We're now on our third game development competition. For those of you who are new, I wanted to sort of lay out how these competitions have worked in the past.
The Goal: The goal of the competition is to make a complete game…
1. On your own (teams are allowed, but this should be your own creation, not stolen or half stolen from the Internet)
2. In the allotted time frame (usually 31 days, see here for more info)
3. Preferably sellable (bug free, usable, and keeping an eye on the licensing and copyrights of the art assets you… ahem… "borrow" from the Internet.
Non-Requirements: Aside from that, things are pretty casual. There are no limits on…
1. Team size. While most people have been going alone, if you've got a friend or 10, you're still allowed. (More people isn't always better though.)
2. Tools/frameworks/engines. This site has a pretty heavy XNA/MonoGame focus, but if you want to use SharpDX, C++, WebGL, Unity or anything else, go for it.
3. Type of game. We often chose a theme of some sort, but it's never enforced, and only occasionally followed. Naturally, some types of games are more complicated than others (RPG, RTS, FPS, or anything with MMO in the description). Most people pick casual or arcade style games, but feel free to do whatever you want.
Winning: So how do you "win"? On the last day of the competition, you log into the forum and you say, "I won!" Seriously. Nobody is really going to enforce it. However, most people tend to post periodic updates. We all like sharing our progress and getting feedback in the forum and chat room, but all of that is optional.
What Do I Get For Winning? Five million dollars. But first, you have to give me $10K so I can get it from my bank in Nigeria. Honestly though, what you get out of it is a working game, that you could theoretically sell! That's a huge deal! It looks great on a resume, it feels great as a developer, and if you actually sell it, you might actually make a little cash on the side.
We've talked about some sort of other small prizes. That's a possibility, but the real prize of the challenge is in creating a game. So lying about winning only hurts yourself.
Signing Up: Usually, we post an official signup page in the last week or two before the competition starts. There, you can tell us about yourself, introduce us to the game you want to make, and we can get an idea of how many people will join. (The last two times, there have been 6 or 8 people who signed up.)

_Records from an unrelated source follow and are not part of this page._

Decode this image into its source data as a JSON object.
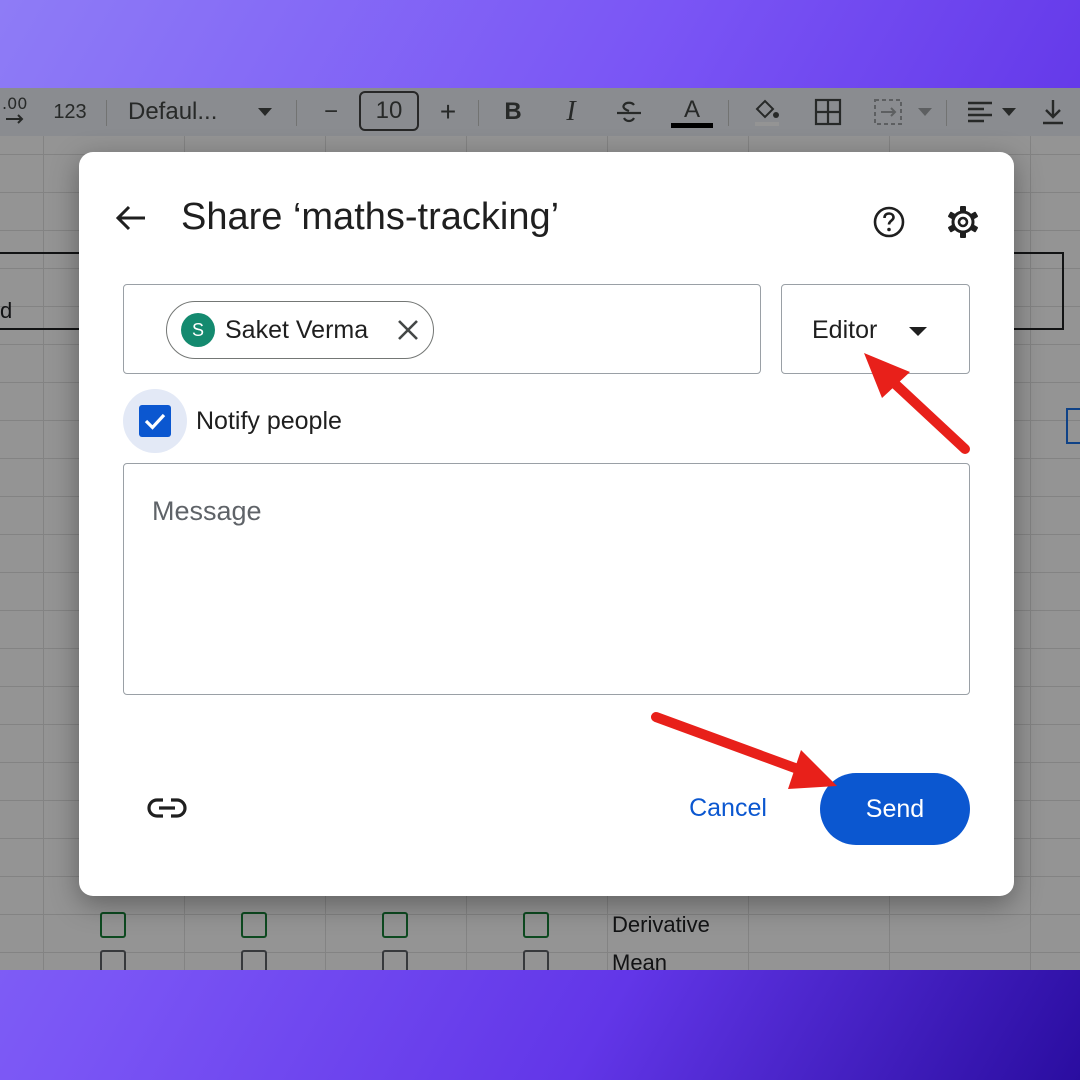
{
  "toolbar": {
    "more_formats_label": "123",
    "font_family": "Defaul...",
    "font_size": "10",
    "decrease_label": "−",
    "increase_label": "+",
    "bold_label": "B",
    "italic_label": "I",
    "text_color_label": "A"
  },
  "sheet": {
    "cells": [
      "d",
      "Derivative",
      "Mean"
    ]
  },
  "dialog": {
    "title": "Share ‘maths-tracking’",
    "recipient": {
      "initial": "S",
      "name": "Saket Verma",
      "avatar_color": "#148a6f"
    },
    "role": "Editor",
    "notify_label": "Notify people",
    "notify_checked": true,
    "message_placeholder": "Message",
    "cancel_label": "Cancel",
    "send_label": "Send",
    "accent_color": "#0b57d0"
  },
  "annotations": {
    "arrow_color": "#e8201a",
    "arrows": [
      "points-to-editor-role",
      "points-to-send-button"
    ]
  }
}
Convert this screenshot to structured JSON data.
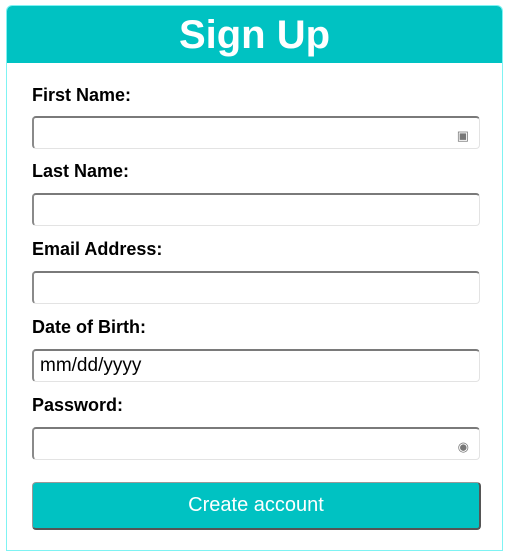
{
  "title": "Sign Up",
  "fields": [
    {
      "label": "First Name:",
      "value": "",
      "icon": "contact-card-icon"
    },
    {
      "label": "Last Name:",
      "value": ""
    },
    {
      "label": "Email Address:",
      "value": ""
    },
    {
      "label": "Date of Birth:",
      "value": "mm/dd/yyyy"
    },
    {
      "label": "Password:",
      "value": "",
      "icon": "password-key-icon"
    }
  ],
  "submit_label": "Create account",
  "colors": {
    "accent": "#00c2c2"
  }
}
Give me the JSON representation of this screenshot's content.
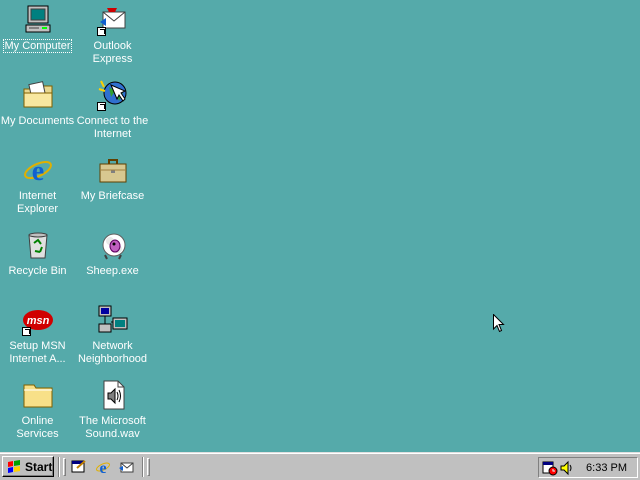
{
  "desktop": {
    "background_color": "#55aaaa",
    "icons": [
      {
        "label": "My Computer",
        "icon": "my-computer-icon",
        "selected": true
      },
      {
        "label": "Outlook\nExpress",
        "icon": "outlook-express-icon"
      },
      {
        "label": "My Documents",
        "icon": "my-documents-icon"
      },
      {
        "label": "Connect to the\nInternet",
        "icon": "connect-internet-icon"
      },
      {
        "label": "Internet\nExplorer",
        "icon": "internet-explorer-icon"
      },
      {
        "label": "My Briefcase",
        "icon": "briefcase-icon"
      },
      {
        "label": "Recycle Bin",
        "icon": "recycle-bin-icon"
      },
      {
        "label": "Sheep.exe",
        "icon": "sheep-icon"
      },
      {
        "label": "Setup MSN\nInternet A...",
        "icon": "msn-icon"
      },
      {
        "label": "Network\nNeighborhood",
        "icon": "network-icon"
      },
      {
        "label": "Online\nServices",
        "icon": "folder-icon"
      },
      {
        "label": "The Microsoft\nSound.wav",
        "icon": "sound-file-icon"
      }
    ]
  },
  "taskbar": {
    "start_label": "Start",
    "quick_launch": [
      "show-desktop-icon",
      "internet-explorer-icon",
      "outlook-express-icon"
    ],
    "tray_icons": [
      "scheduler-icon",
      "volume-icon"
    ],
    "clock": "6:33 PM"
  }
}
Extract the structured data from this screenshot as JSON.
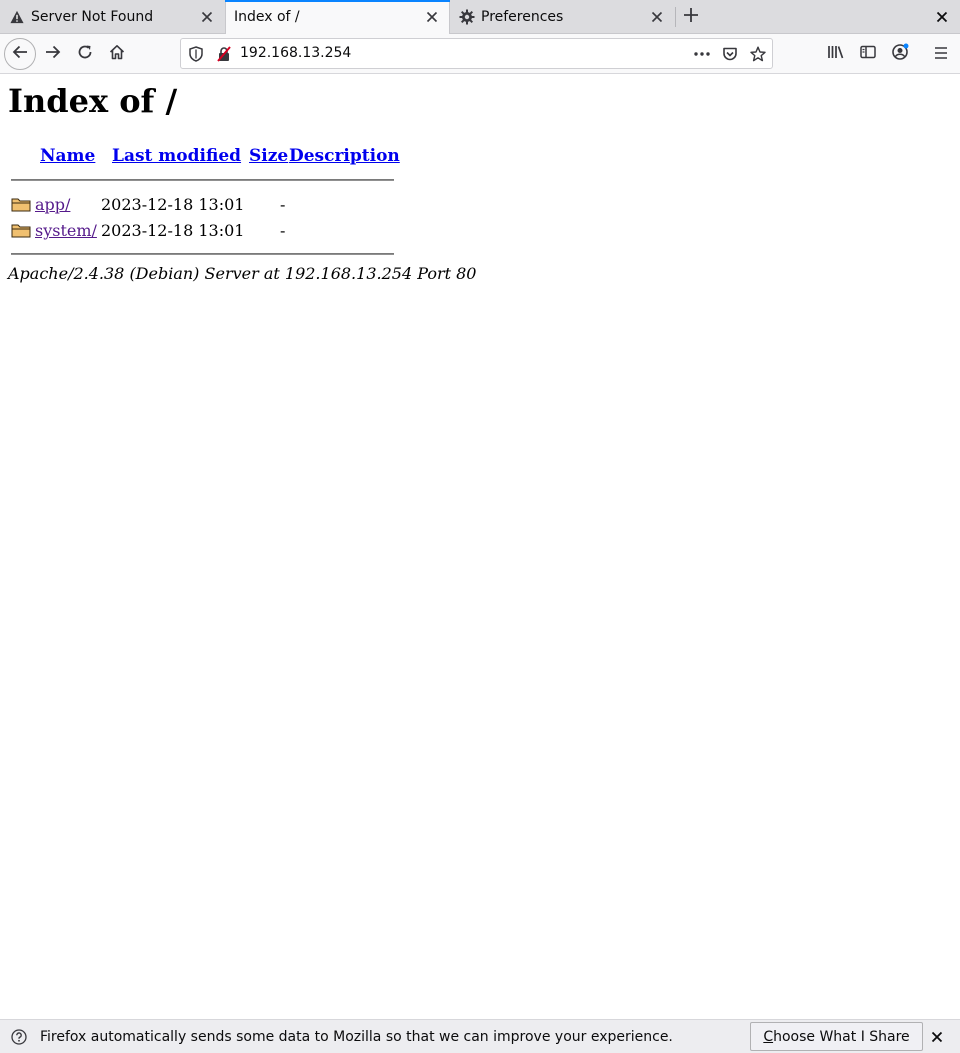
{
  "tabs": [
    {
      "label": "Server Not Found",
      "icon": "warning-icon",
      "active": false
    },
    {
      "label": "Index of /",
      "icon": "",
      "active": true
    },
    {
      "label": "Preferences",
      "icon": "gear-icon",
      "active": false
    }
  ],
  "navbar": {
    "url": "192.168.13.254"
  },
  "page": {
    "heading": "Index of /",
    "columns": {
      "name": "Name",
      "last_modified": "Last modified",
      "size": "Size",
      "description": "Description"
    },
    "entries": [
      {
        "name": "app/",
        "modified": "2023-12-18 13:01",
        "size": "-",
        "description": ""
      },
      {
        "name": "system/",
        "modified": "2023-12-18 13:01",
        "size": "-",
        "description": ""
      }
    ],
    "address": "Apache/2.4.38 (Debian) Server at 192.168.13.254 Port 80"
  },
  "notification": {
    "message": "Firefox automatically sends some data to Mozilla so that we can improve your experience.",
    "button_accesskey": "C",
    "button_rest": "hoose What I Share"
  },
  "colors": {
    "accent": "#0a84ff",
    "link": "#0000ee",
    "visited_link": "#551a8b"
  }
}
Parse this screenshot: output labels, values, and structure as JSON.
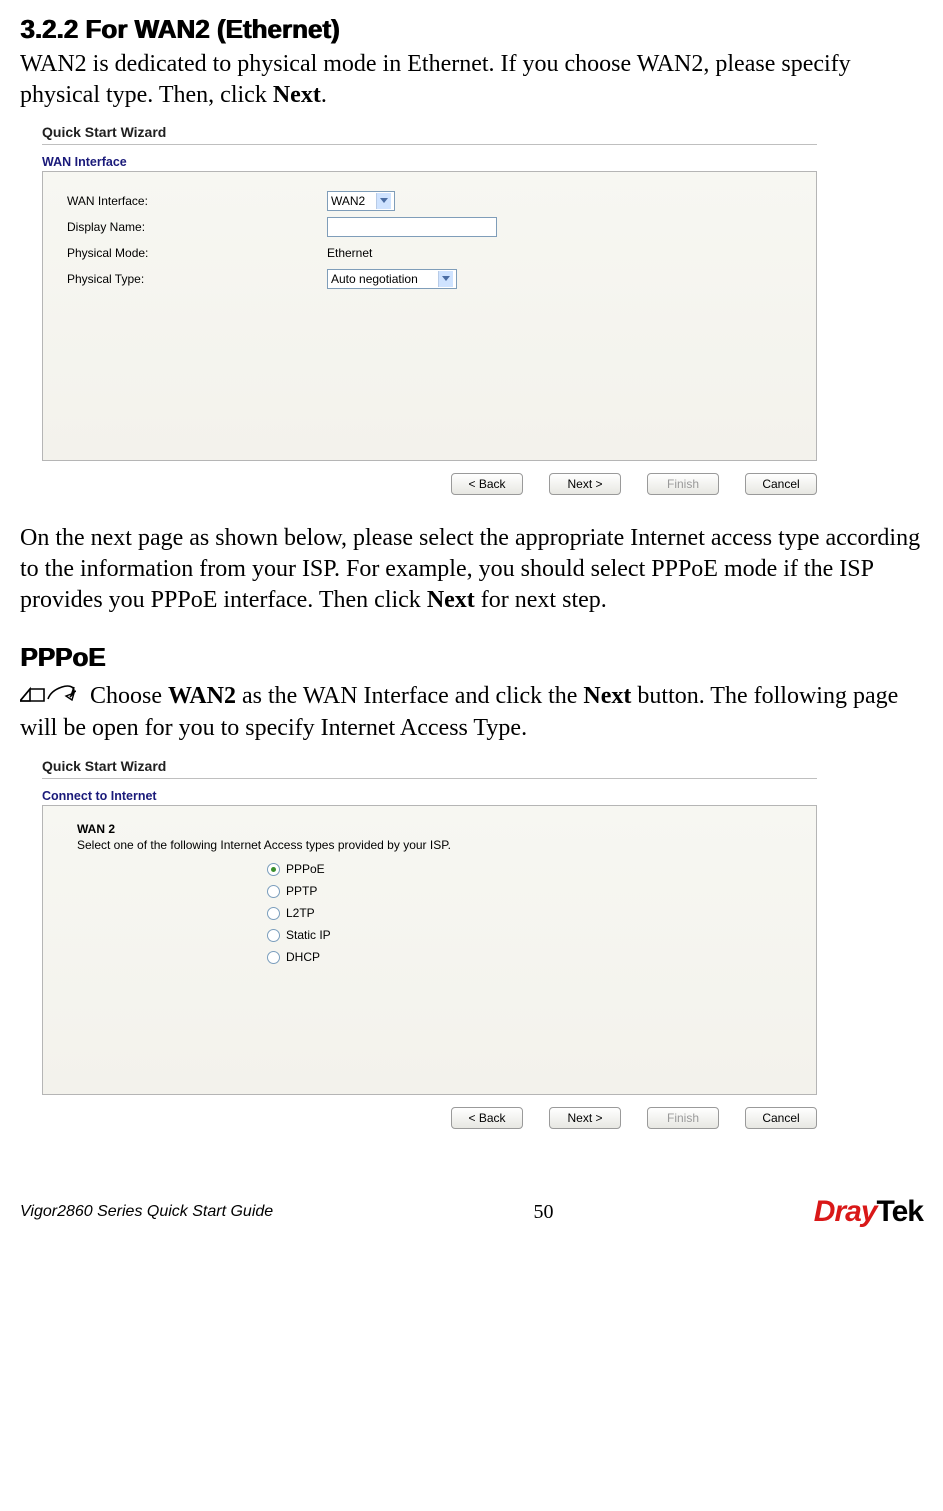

If you have questions about how these challenges work or what to expect, feel free to ask!